== WHAT NEEDS TO BE DONE ==
Each record should appear again in the response exactly as it does in the original.

== RECORDS FOR THIS EXERCISE ==
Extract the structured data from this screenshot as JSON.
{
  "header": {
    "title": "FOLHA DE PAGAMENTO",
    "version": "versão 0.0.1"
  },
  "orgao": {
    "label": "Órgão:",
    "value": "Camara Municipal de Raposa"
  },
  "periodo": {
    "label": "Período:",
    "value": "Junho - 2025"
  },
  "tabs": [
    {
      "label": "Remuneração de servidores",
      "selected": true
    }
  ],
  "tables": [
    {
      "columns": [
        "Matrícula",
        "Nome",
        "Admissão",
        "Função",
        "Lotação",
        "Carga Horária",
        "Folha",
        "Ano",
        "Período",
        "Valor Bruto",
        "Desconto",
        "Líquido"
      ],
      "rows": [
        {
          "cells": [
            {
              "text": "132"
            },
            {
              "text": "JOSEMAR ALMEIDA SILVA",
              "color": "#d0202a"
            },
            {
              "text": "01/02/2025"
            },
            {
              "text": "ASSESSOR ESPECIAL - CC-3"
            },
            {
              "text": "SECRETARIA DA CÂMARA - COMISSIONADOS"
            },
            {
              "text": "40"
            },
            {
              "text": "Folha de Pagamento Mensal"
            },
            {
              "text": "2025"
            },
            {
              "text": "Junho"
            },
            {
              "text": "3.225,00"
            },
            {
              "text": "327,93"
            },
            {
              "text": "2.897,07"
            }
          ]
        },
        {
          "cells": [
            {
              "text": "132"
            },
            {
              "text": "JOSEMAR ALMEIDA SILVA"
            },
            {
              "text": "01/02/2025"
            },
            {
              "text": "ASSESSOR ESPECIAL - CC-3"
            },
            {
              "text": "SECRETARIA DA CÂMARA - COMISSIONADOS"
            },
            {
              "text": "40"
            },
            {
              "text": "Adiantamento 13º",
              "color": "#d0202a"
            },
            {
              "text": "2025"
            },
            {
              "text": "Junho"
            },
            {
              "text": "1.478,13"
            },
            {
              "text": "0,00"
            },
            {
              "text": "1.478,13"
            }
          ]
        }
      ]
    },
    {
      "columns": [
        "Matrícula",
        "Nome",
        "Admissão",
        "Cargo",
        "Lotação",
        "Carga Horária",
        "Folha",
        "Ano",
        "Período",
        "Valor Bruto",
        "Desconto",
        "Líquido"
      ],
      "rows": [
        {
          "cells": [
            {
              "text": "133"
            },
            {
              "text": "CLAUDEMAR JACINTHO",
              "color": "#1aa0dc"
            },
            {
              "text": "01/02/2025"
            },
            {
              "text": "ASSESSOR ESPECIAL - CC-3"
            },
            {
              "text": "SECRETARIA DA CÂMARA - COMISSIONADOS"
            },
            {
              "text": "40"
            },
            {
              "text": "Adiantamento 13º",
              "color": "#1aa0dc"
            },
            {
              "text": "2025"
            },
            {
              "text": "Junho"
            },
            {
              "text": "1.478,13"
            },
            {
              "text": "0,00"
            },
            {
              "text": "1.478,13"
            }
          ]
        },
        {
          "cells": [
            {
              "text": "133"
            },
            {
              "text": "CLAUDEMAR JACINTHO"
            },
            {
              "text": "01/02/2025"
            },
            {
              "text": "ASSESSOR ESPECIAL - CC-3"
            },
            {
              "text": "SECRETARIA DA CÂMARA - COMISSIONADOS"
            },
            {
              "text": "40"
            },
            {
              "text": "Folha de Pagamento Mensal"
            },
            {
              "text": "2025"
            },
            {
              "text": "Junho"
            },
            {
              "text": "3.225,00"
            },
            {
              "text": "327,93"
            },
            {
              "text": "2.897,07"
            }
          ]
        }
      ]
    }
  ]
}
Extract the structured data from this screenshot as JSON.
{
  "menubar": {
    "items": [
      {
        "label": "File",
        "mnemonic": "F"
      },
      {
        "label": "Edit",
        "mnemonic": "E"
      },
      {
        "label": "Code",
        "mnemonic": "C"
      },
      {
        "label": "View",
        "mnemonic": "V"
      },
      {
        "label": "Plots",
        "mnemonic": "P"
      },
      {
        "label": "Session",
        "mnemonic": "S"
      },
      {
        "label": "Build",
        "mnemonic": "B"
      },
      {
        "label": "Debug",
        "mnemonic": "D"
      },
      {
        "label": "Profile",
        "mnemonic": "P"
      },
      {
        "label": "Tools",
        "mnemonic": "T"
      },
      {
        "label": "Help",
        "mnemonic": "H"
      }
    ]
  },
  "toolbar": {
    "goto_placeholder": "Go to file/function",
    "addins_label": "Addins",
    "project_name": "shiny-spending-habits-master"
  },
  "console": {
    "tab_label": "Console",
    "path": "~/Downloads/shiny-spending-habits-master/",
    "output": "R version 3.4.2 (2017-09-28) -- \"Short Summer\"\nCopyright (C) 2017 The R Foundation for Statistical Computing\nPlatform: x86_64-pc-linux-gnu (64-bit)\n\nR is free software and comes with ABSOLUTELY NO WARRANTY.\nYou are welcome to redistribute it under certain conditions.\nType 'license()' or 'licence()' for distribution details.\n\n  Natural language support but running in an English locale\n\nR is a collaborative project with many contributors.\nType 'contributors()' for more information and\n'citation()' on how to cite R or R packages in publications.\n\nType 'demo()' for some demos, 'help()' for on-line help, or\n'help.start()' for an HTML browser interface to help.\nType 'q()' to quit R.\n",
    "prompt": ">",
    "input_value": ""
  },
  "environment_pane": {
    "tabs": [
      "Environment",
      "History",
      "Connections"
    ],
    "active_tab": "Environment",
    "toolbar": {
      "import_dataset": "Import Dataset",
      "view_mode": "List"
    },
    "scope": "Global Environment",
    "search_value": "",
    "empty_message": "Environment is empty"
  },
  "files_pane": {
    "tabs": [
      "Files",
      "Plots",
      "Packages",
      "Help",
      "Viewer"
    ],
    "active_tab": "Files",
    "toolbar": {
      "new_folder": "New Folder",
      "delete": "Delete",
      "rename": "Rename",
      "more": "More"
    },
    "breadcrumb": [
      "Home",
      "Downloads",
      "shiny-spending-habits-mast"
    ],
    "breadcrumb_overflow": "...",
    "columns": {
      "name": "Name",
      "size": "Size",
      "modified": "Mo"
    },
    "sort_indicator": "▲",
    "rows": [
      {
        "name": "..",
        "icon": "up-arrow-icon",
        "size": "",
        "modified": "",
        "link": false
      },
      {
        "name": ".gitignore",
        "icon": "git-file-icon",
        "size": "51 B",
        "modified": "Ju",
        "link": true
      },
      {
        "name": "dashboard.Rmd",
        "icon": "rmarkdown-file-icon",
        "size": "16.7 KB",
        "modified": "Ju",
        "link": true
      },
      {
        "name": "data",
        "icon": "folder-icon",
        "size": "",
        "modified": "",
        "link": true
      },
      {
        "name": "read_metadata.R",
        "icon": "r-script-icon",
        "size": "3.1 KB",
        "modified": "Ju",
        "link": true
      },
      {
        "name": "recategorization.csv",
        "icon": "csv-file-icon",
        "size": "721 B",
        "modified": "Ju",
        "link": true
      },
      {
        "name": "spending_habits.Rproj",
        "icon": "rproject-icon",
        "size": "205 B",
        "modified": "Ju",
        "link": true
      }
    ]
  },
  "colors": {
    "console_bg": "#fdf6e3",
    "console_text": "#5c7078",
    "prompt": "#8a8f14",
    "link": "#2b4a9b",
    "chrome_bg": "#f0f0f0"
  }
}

== YOUR RESPONSE ==
Extract the structured data from this screenshot as JSON.
{
  "header": {
    "title": "FOLHA DE PAGAMENTO",
    "version": "versão 0.0.1"
  },
  "orgao": {
    "label": "Órgão:",
    "value": "Camara Municipal de Raposa"
  },
  "periodo": {
    "label": "Período:",
    "value": "Junho - 2025"
  },
  "tabs": [
    {
      "label": "Remuneração de servidores",
      "selected": true
    }
  ],
  "tables": [
    {
      "columns": [
        "Matrícula",
        "Nome",
        "Admissão",
        "Função",
        "Lotação",
        "Carga Horária",
        "Folha",
        "Ano",
        "Período",
        "Valor Bruto",
        "Desconto",
        "Líquido"
      ],
      "rows": [
        {
          "cells": [
            {
              "text": "132"
            },
            {
              "text": "JOSEMAR ALMEIDA SILVA",
              "color": "#d0202a"
            },
            {
              "text": "01/02/2025"
            },
            {
              "text": "ASSESSOR ESPECIAL - CC-3"
            },
            {
              "text": "SECRETARIA DA CÂMARA - COMISSIONADOS"
            },
            {
              "text": "40"
            },
            {
              "text": "Folha de Pagamento Mensal"
            },
            {
              "text": "2025"
            },
            {
              "text": "Junho"
            },
            {
              "text": "3.225,00"
            },
            {
              "text": "327,93"
            },
            {
              "text": "2.897,07"
            }
          ]
        },
        {
          "cells": [
            {
              "text": "132"
            },
            {
              "text": "JOSEMAR ALMEIDA SILVA"
            },
            {
              "text": "01/02/2025"
            },
            {
              "text": "ASSESSOR ESPECIAL - CC-3"
            },
            {
              "text": "SECRETARIA DA CÂMARA - COMISSIONADOS"
            },
            {
              "text": "40"
            },
            {
              "text": "Adiantamento 13º",
              "color": "#d0202a"
            },
            {
              "text": "2025"
            },
            {
              "text": "Junho"
            },
            {
              "text": "1.478,13"
            },
            {
              "text": "0,00"
            },
            {
              "text": "1.478,13"
            }
          ]
        }
      ]
    },
    {
      "columns": [
        "Matrícula",
        "Nome",
        "Admissão",
        "Cargo",
        "Lotação",
        "Carga Horária",
        "Folha",
        "Ano",
        "Período",
        "Valor Bruto",
        "Desconto",
        "Líquido"
      ],
      "rows": [
        {
          "cells": [
            {
              "text": "133"
            },
            {
              "text": "CLAUDEMAR JACINTHO",
              "color": "#1aa0dc"
            },
            {
              "text": "01/02/2025"
            },
            {
              "text": "ASSESSOR ESPECIAL - CC-3"
            },
            {
              "text": "SECRETARIA DA CÂMARA - COMISSIONADOS"
            },
            {
              "text": "40"
            },
            {
              "text": "Adiantamento 13º",
              "color": "#1aa0dc"
            },
            {
              "text": "2025"
            },
            {
              "text": "Junho"
            },
            {
              "text": "1.478,13"
            },
            {
              "text": "0,00"
            },
            {
              "text": "1.478,13"
            }
          ]
        },
        {
          "cells": [
            {
              "text": "133"
            },
            {
              "text": "CLAUDEMAR JACINTHO"
            },
            {
              "text": "01/02/2025"
            },
            {
              "text": "ASSESSOR ESPECIAL - CC-3"
            },
            {
              "text": "SECRETARIA DA CÂMARA - COMISSIONADOS"
            },
            {
              "text": "40"
            },
            {
              "text": "Folha de Pagamento Mensal"
            },
            {
              "text": "2025"
            },
            {
              "text": "Junho"
            },
            {
              "text": "3.225,00"
            },
            {
              "text": "327,93"
            },
            {
              "text": "2.897,07"
            }
          ]
        }
      ]
    }
  ]
}
Extract the structured data from this screenshot as JSON.
{
  "menubar": {
    "items": [
      {
        "label": "File",
        "mnemonic": "F"
      },
      {
        "label": "Edit",
        "mnemonic": "E"
      },
      {
        "label": "Code",
        "mnemonic": "C"
      },
      {
        "label": "View",
        "mnemonic": "V"
      },
      {
        "label": "Plots",
        "mnemonic": "P"
      },
      {
        "label": "Session",
        "mnemonic": "S"
      },
      {
        "label": "Build",
        "mnemonic": "B"
      },
      {
        "label": "Debug",
        "mnemonic": "D"
      },
      {
        "label": "Profile",
        "mnemonic": "P"
      },
      {
        "label": "Tools",
        "mnemonic": "T"
      },
      {
        "label": "Help",
        "mnemonic": "H"
      }
    ]
  },
  "toolbar": {
    "goto_placeholder": "Go to file/function",
    "addins_label": "Addins",
    "project_name": "shiny-spending-habits-master"
  },
  "console": {
    "tab_label": "Console",
    "path": "~/Downloads/shiny-spending-habits-master/",
    "output": "R version 3.4.2 (2017-09-28) -- \"Short Summer\"\nCopyright (C) 2017 The R Foundation for Statistical Computing\nPlatform: x86_64-pc-linux-gnu (64-bit)\n\nR is free software and comes with ABSOLUTELY NO WARRANTY.\nYou are welcome to redistribute it under certain conditions.\nType 'license()' or 'licence()' for distribution details.\n\n  Natural language support but running in an English locale\n\nR is a collaborative project with many contributors.\nType 'contributors()' for more information and\n'citation()' on how to cite R or R packages in publications.\n\nType 'demo()' for some demos, 'help()' for on-line help, or\n'help.start()' for an HTML browser interface to help.\nType 'q()' to quit R.\n",
    "prompt": ">",
    "input_value": ""
  },
  "environment_pane": {
    "tabs": [
      "Environment",
      "History",
      "Connections"
    ],
    "active_tab": "Environment",
    "toolbar": {
      "import_dataset": "Import Dataset",
      "view_mode": "List"
    },
    "scope": "Global Environment",
    "search_value": "",
    "empty_message": "Environment is empty"
  },
  "files_pane": {
    "tabs": [
      "Files",
      "Plots",
      "Packages",
      "Help",
      "Viewer"
    ],
    "active_tab": "Files",
    "toolbar": {
      "new_folder": "New Folder",
      "delete": "Delete",
      "rename": "Rename",
      "more": "More"
    },
    "breadcrumb": [
      "Home",
      "Downloads",
      "shiny-spending-habits-mast"
    ],
    "breadcrumb_overflow": "...",
    "columns": {
      "name": "Name",
      "size": "Size",
      "modified": "Mo"
    },
    "sort_indicator": "▲",
    "rows": [
      {
        "name": "..",
        "icon": "up-arrow-icon",
        "size": "",
        "modified": "",
        "link": false
      },
      {
        "name": ".gitignore",
        "icon": "git-file-icon",
        "size": "51 B",
        "modified": "Ju",
        "link": true
      },
      {
        "name": "dashboard.Rmd",
        "icon": "rmarkdown-file-icon",
        "size": "16.7 KB",
        "modified": "Ju",
        "link": true
      },
      {
        "name": "data",
        "icon": "folder-icon",
        "size": "",
        "modified": "",
        "link": true
      },
      {
        "name": "read_metadata.R",
        "icon": "r-script-icon",
        "size": "3.1 KB",
        "modified": "Ju",
        "link": true
      },
      {
        "name": "recategorization.csv",
        "icon": "csv-file-icon",
        "size": "721 B",
        "modified": "Ju",
        "link": true
      },
      {
        "name": "spending_habits.Rproj",
        "icon": "rproject-icon",
        "size": "205 B",
        "modified": "Ju",
        "link": true
      }
    ]
  },
  "colors": {
    "console_bg": "#fdf6e3",
    "console_text": "#5c7078",
    "prompt": "#8a8f14",
    "link": "#2b4a9b",
    "chrome_bg": "#f0f0f0"
  }
}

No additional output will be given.